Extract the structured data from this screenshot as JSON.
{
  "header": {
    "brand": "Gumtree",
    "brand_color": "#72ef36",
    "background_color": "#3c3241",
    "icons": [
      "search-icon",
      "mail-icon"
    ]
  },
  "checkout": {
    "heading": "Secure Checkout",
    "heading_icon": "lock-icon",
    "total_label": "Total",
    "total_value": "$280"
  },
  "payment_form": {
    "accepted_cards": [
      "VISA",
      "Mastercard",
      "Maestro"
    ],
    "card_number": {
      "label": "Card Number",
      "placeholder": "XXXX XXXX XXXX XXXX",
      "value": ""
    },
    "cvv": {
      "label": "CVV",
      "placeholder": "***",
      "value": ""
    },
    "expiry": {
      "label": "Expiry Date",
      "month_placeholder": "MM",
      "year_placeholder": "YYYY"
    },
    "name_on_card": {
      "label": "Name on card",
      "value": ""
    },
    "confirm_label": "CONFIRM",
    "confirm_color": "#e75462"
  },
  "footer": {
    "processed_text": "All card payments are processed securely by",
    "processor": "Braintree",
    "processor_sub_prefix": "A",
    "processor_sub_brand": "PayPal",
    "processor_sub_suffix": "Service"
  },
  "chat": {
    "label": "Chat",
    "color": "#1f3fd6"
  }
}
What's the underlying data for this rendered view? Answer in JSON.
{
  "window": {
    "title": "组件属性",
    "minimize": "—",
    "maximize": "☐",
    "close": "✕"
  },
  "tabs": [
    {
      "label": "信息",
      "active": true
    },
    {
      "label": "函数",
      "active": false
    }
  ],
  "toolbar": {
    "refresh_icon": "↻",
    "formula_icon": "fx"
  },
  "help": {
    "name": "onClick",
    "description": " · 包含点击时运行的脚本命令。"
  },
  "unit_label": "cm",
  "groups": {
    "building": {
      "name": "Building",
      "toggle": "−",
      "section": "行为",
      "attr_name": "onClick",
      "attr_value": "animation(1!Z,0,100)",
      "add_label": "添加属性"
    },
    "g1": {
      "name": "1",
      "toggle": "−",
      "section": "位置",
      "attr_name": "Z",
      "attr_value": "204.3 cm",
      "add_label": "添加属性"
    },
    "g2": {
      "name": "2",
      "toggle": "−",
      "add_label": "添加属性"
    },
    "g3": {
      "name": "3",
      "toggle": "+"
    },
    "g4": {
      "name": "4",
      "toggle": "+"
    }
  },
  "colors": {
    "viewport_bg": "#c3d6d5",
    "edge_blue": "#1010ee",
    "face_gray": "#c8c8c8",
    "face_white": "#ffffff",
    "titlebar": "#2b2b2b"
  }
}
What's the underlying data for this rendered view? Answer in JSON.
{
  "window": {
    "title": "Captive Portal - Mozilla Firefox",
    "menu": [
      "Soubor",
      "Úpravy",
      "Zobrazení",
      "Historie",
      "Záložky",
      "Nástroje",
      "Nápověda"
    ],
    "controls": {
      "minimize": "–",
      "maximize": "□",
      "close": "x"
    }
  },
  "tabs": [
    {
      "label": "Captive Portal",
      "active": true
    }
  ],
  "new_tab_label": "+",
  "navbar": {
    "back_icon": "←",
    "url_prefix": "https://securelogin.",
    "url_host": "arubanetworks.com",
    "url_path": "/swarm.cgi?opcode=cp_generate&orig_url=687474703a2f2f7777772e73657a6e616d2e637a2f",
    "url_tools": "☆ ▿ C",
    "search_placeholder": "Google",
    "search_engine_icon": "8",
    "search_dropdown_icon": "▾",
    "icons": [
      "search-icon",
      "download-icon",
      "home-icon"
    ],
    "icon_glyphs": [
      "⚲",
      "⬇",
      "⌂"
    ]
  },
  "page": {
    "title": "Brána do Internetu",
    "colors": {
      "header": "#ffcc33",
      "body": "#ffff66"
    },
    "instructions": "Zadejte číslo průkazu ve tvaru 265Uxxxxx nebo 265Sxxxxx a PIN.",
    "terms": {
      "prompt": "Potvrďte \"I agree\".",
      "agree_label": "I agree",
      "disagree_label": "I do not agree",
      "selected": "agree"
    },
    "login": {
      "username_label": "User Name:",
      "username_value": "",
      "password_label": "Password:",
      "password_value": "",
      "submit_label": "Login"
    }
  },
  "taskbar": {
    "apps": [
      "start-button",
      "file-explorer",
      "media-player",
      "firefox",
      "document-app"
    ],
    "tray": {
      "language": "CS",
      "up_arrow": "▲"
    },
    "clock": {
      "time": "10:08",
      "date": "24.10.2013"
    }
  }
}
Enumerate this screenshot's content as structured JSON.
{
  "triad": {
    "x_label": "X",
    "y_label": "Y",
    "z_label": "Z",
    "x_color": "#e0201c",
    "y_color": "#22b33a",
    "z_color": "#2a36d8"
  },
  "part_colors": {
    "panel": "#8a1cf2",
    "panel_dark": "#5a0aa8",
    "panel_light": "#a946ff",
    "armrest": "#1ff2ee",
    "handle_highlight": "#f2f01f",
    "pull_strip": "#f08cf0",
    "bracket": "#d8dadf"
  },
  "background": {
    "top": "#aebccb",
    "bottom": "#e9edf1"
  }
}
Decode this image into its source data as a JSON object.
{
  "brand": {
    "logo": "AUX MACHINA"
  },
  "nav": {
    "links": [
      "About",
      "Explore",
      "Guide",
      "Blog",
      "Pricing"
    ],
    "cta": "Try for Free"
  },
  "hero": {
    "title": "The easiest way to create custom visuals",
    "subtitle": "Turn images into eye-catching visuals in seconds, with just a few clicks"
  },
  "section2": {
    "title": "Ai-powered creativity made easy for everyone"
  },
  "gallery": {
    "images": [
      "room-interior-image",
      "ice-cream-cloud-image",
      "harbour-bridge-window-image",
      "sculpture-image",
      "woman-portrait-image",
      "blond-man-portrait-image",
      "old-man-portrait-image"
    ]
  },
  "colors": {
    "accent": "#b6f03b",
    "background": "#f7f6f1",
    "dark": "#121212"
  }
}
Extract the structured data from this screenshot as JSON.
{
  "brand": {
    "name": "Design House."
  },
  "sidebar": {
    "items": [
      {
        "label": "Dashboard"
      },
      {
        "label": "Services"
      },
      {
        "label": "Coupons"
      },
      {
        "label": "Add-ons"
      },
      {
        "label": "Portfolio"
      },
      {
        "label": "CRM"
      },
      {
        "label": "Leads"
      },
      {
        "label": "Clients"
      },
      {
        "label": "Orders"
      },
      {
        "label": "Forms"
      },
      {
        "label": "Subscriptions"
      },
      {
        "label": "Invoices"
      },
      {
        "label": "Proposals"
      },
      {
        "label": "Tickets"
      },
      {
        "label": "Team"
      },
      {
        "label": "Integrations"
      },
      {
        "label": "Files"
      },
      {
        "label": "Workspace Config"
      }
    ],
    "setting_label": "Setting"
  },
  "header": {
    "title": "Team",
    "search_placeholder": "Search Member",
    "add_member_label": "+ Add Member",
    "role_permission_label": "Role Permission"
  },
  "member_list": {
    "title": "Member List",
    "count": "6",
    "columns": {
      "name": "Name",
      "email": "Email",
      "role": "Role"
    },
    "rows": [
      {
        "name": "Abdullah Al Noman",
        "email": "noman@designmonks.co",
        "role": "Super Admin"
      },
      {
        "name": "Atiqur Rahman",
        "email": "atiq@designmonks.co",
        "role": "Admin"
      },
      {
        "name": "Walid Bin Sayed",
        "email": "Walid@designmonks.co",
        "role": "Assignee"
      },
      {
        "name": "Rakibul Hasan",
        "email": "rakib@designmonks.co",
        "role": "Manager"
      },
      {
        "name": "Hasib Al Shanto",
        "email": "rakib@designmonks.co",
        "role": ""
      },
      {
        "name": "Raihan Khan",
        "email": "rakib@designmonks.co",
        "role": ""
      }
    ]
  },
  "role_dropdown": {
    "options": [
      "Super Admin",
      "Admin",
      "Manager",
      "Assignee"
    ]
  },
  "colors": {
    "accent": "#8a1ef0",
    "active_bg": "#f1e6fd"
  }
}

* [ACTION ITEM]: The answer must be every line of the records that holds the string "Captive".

* [EXPECTED ANSWER]:
    "title": "Captive Portal - Mozilla Firefox",
      "label": "Captive Portal",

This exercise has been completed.